======== Data for the task ========

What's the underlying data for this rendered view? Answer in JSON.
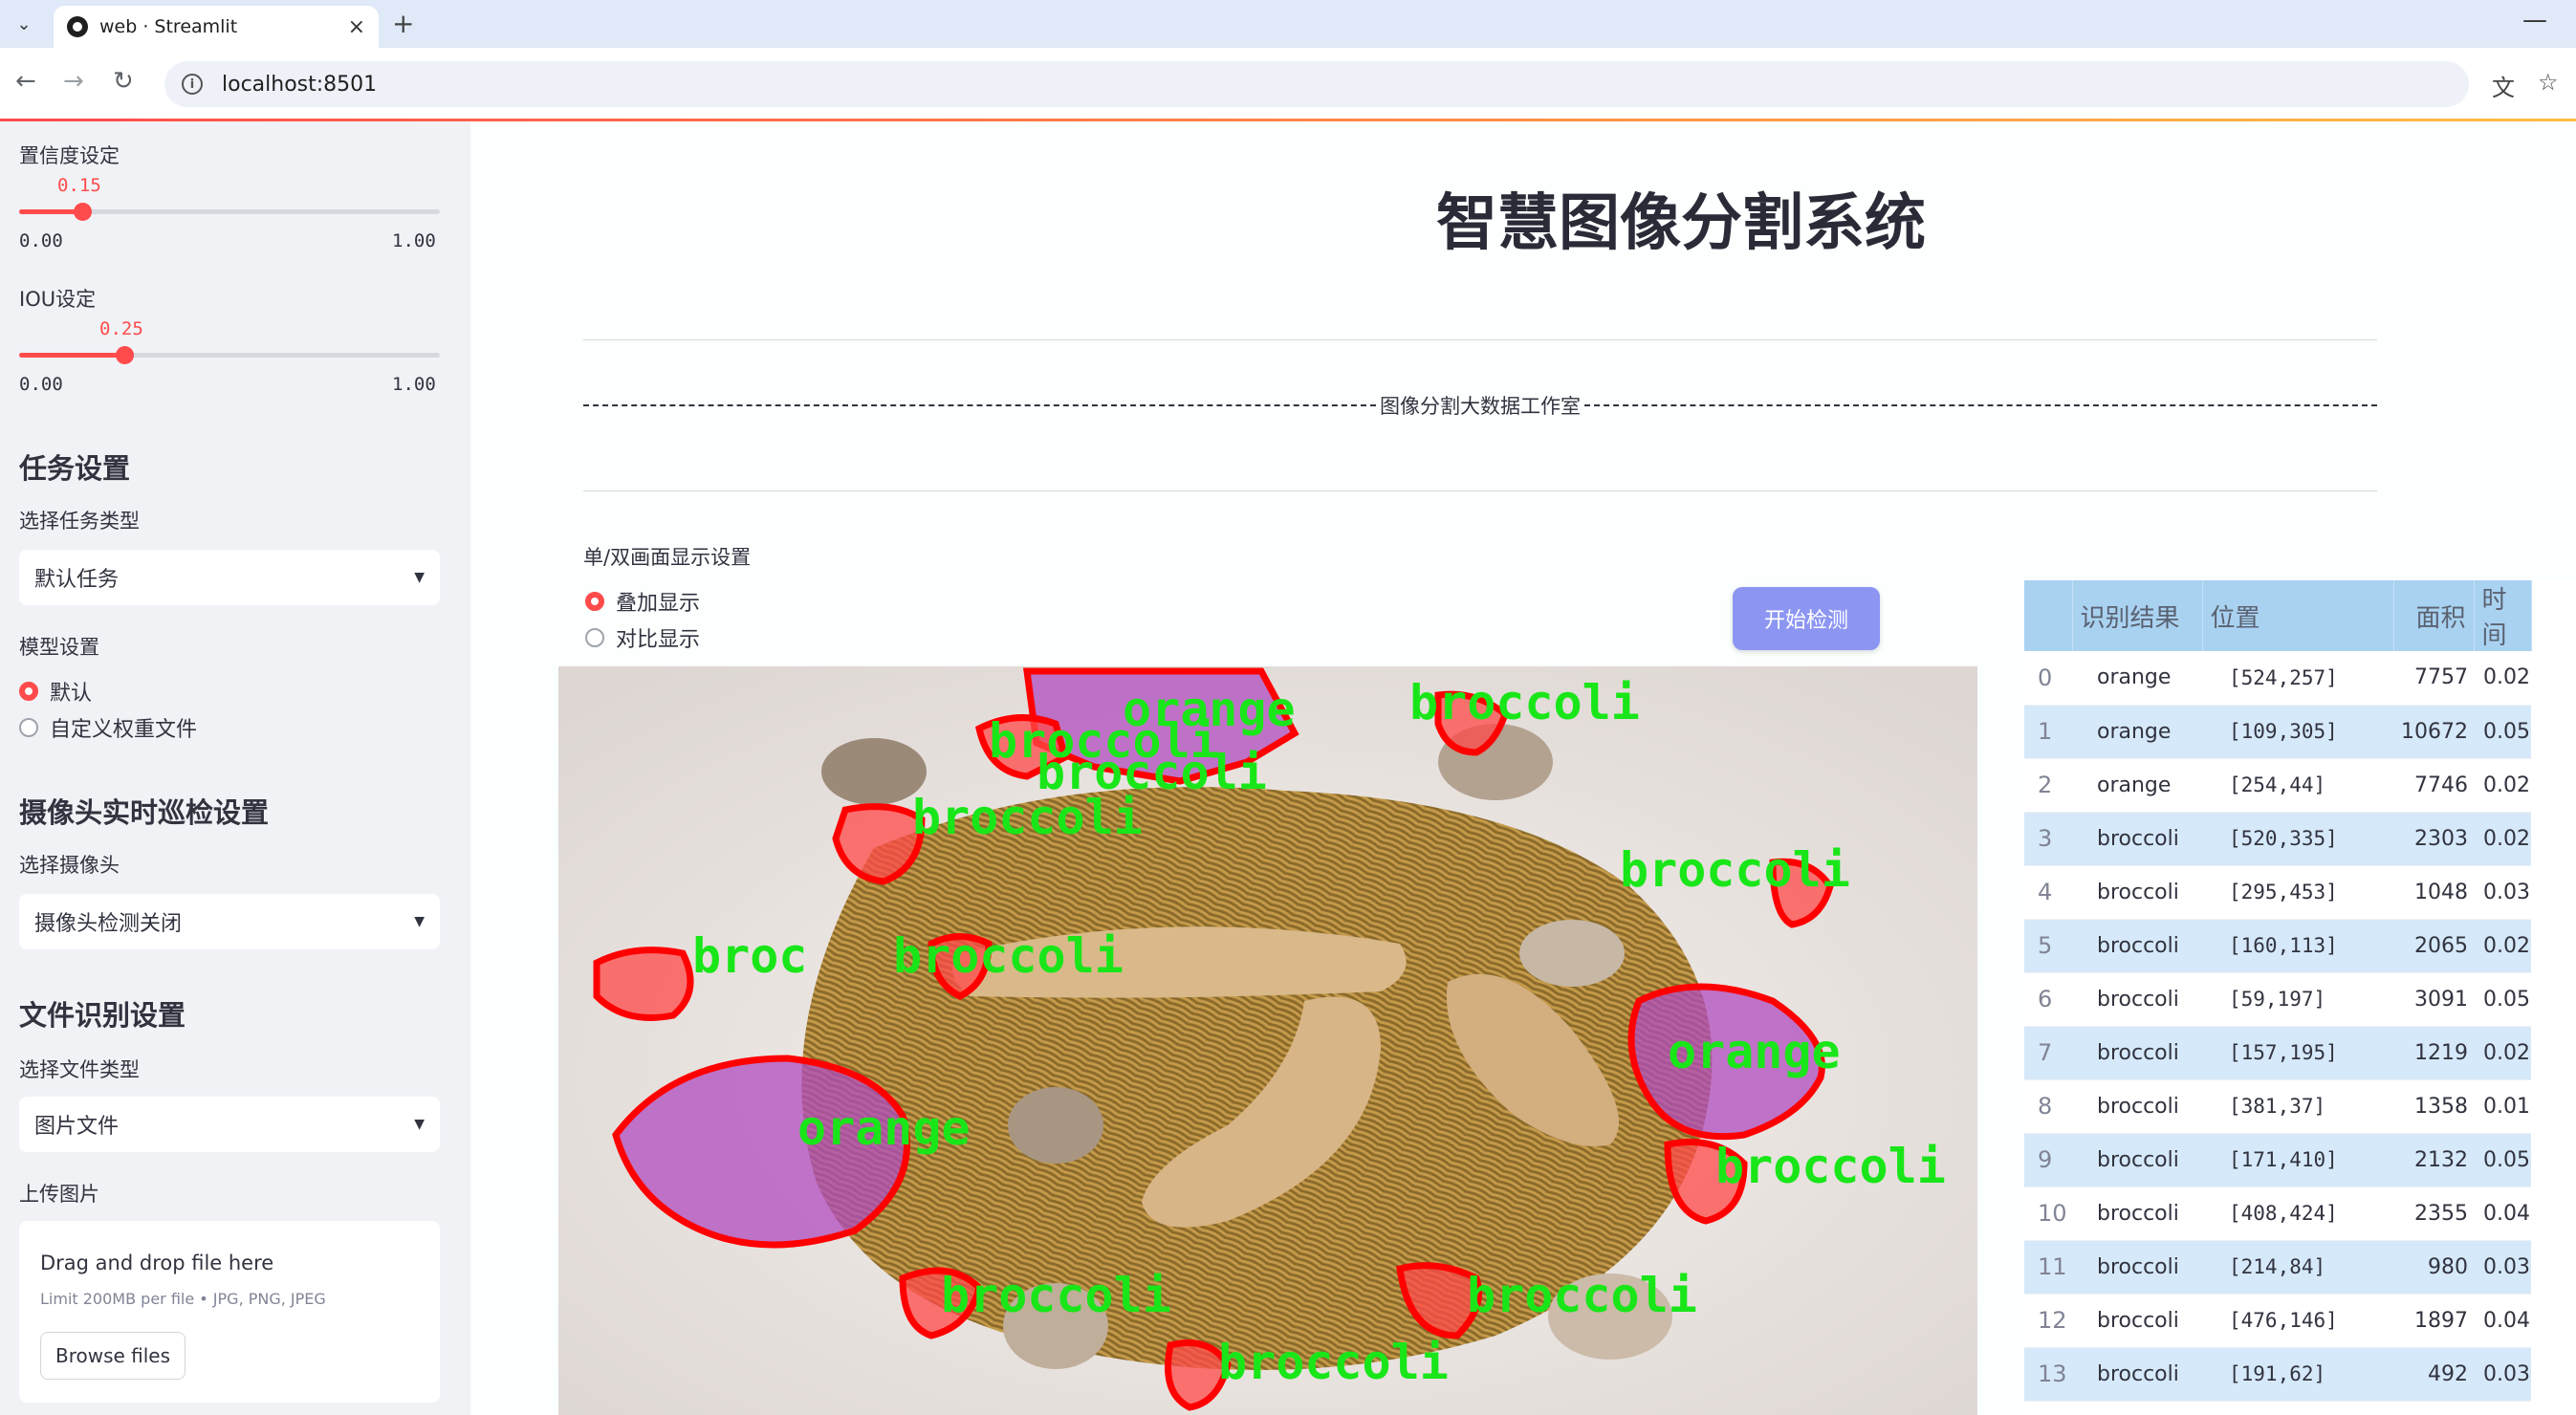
{
  "browser": {
    "tab_title": "web · Streamlit",
    "url": "localhost:8501",
    "new_tab_icon": "plus-icon",
    "close_icon": "close-icon"
  },
  "sidebar": {
    "confidence": {
      "label": "置信度设定",
      "value": "0.15",
      "value_fraction": 0.15,
      "min": "0.00",
      "max": "1.00"
    },
    "iou": {
      "label": "IOU设定",
      "value": "0.25",
      "value_fraction": 0.25,
      "min": "0.00",
      "max": "1.00"
    },
    "task_header": "任务设置",
    "task_type_label": "选择任务类型",
    "task_type_value": "默认任务",
    "model_label": "模型设置",
    "model_options": [
      "默认",
      "自定义权重文件"
    ],
    "model_selected": 0,
    "camera_header": "摄像头实时巡检设置",
    "camera_label": "选择摄像头",
    "camera_value": "摄像头检测关闭",
    "file_header": "文件识别设置",
    "file_type_label": "选择文件类型",
    "file_type_value": "图片文件",
    "upload_label": "上传图片",
    "upload_title": "Drag and drop file here",
    "upload_limit": "Limit 200MB per file • JPG, PNG, JPEG",
    "upload_button": "Browse files"
  },
  "main": {
    "title": "智慧图像分割系统",
    "studio_text": "图像分割大数据工作室",
    "display_mode_label": "单/双画面显示设置",
    "display_options": [
      "叠加显示",
      "对比显示"
    ],
    "display_selected": 0,
    "detect_button": "开始检测"
  },
  "image_labels": [
    "orange",
    "broccoli",
    "broccoli",
    "broccoli",
    "broccoli",
    "broccoli",
    "broc",
    "broccoli",
    "orange",
    "orange",
    "broccoli",
    "broccoli",
    "broccoli",
    "broccoli"
  ],
  "results_table": {
    "columns": [
      "",
      "识别结果",
      "位置",
      "面积",
      "时间"
    ],
    "rows": [
      [
        "0",
        "orange",
        "[524,257]",
        "7757",
        "0.02"
      ],
      [
        "1",
        "orange",
        "[109,305]",
        "10672",
        "0.05"
      ],
      [
        "2",
        "orange",
        "[254,44]",
        "7746",
        "0.02"
      ],
      [
        "3",
        "broccoli",
        "[520,335]",
        "2303",
        "0.02"
      ],
      [
        "4",
        "broccoli",
        "[295,453]",
        "1048",
        "0.03"
      ],
      [
        "5",
        "broccoli",
        "[160,113]",
        "2065",
        "0.02"
      ],
      [
        "6",
        "broccoli",
        "[59,197]",
        "3091",
        "0.05"
      ],
      [
        "7",
        "broccoli",
        "[157,195]",
        "1219",
        "0.02"
      ],
      [
        "8",
        "broccoli",
        "[381,37]",
        "1358",
        "0.01"
      ],
      [
        "9",
        "broccoli",
        "[171,410]",
        "2132",
        "0.05"
      ],
      [
        "10",
        "broccoli",
        "[408,424]",
        "2355",
        "0.04"
      ],
      [
        "11",
        "broccoli",
        "[214,84]",
        "980",
        "0.03"
      ],
      [
        "12",
        "broccoli",
        "[476,146]",
        "1897",
        "0.04"
      ],
      [
        "13",
        "broccoli",
        "[191,62]",
        "492",
        "0.03"
      ],
      [
        "14",
        "",
        "",
        "",
        ""
      ]
    ]
  },
  "colors": {
    "accent": "#ff4b4b",
    "button": "#8c96f2",
    "table_header": "#a9d2f1",
    "table_alt": "#d6e9fa",
    "mask_outline": "#ff0000",
    "mask_label": "#00ff00",
    "mask_fill": "#c83cc8"
  }
}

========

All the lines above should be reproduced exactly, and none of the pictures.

What's the underlying data for this rendered view? Answer in JSON.
{
  "browser": {
    "tab_title": "web · Streamlit",
    "url": "localhost:8501",
    "new_tab_icon": "plus-icon",
    "close_icon": "close-icon"
  },
  "sidebar": {
    "confidence": {
      "label": "置信度设定",
      "value": "0.15",
      "value_fraction": 0.15,
      "min": "0.00",
      "max": "1.00"
    },
    "iou": {
      "label": "IOU设定",
      "value": "0.25",
      "value_fraction": 0.25,
      "min": "0.00",
      "max": "1.00"
    },
    "task_header": "任务设置",
    "task_type_label": "选择任务类型",
    "task_type_value": "默认任务",
    "model_label": "模型设置",
    "model_options": [
      "默认",
      "自定义权重文件"
    ],
    "model_selected": 0,
    "camera_header": "摄像头实时巡检设置",
    "camera_label": "选择摄像头",
    "camera_value": "摄像头检测关闭",
    "file_header": "文件识别设置",
    "file_type_label": "选择文件类型",
    "file_type_value": "图片文件",
    "upload_label": "上传图片",
    "upload_title": "Drag and drop file here",
    "upload_limit": "Limit 200MB per file • JPG, PNG, JPEG",
    "upload_button": "Browse files"
  },
  "main": {
    "title": "智慧图像分割系统",
    "studio_text": "图像分割大数据工作室",
    "display_mode_label": "单/双画面显示设置",
    "display_options": [
      "叠加显示",
      "对比显示"
    ],
    "display_selected": 0,
    "detect_button": "开始检测"
  },
  "image_labels": [
    "orange",
    "broccoli",
    "broccoli",
    "broccoli",
    "broccoli",
    "broccoli",
    "broc",
    "broccoli",
    "orange",
    "orange",
    "broccoli",
    "broccoli",
    "broccoli",
    "broccoli"
  ],
  "results_table": {
    "columns": [
      "",
      "识别结果",
      "位置",
      "面积",
      "时间"
    ],
    "rows": [
      [
        "0",
        "orange",
        "[524,257]",
        "7757",
        "0.02"
      ],
      [
        "1",
        "orange",
        "[109,305]",
        "10672",
        "0.05"
      ],
      [
        "2",
        "orange",
        "[254,44]",
        "7746",
        "0.02"
      ],
      [
        "3",
        "broccoli",
        "[520,335]",
        "2303",
        "0.02"
      ],
      [
        "4",
        "broccoli",
        "[295,453]",
        "1048",
        "0.03"
      ],
      [
        "5",
        "broccoli",
        "[160,113]",
        "2065",
        "0.02"
      ],
      [
        "6",
        "broccoli",
        "[59,197]",
        "3091",
        "0.05"
      ],
      [
        "7",
        "broccoli",
        "[157,195]",
        "1219",
        "0.02"
      ],
      [
        "8",
        "broccoli",
        "[381,37]",
        "1358",
        "0.01"
      ],
      [
        "9",
        "broccoli",
        "[171,410]",
        "2132",
        "0.05"
      ],
      [
        "10",
        "broccoli",
        "[408,424]",
        "2355",
        "0.04"
      ],
      [
        "11",
        "broccoli",
        "[214,84]",
        "980",
        "0.03"
      ],
      [
        "12",
        "broccoli",
        "[476,146]",
        "1897",
        "0.04"
      ],
      [
        "13",
        "broccoli",
        "[191,62]",
        "492",
        "0.03"
      ],
      [
        "14",
        "",
        "",
        "",
        ""
      ]
    ]
  },
  "colors": {
    "accent": "#ff4b4b",
    "button": "#8c96f2",
    "table_header": "#a9d2f1",
    "table_alt": "#d6e9fa",
    "mask_outline": "#ff0000",
    "mask_label": "#00ff00",
    "mask_fill": "#c83cc8"
  }
}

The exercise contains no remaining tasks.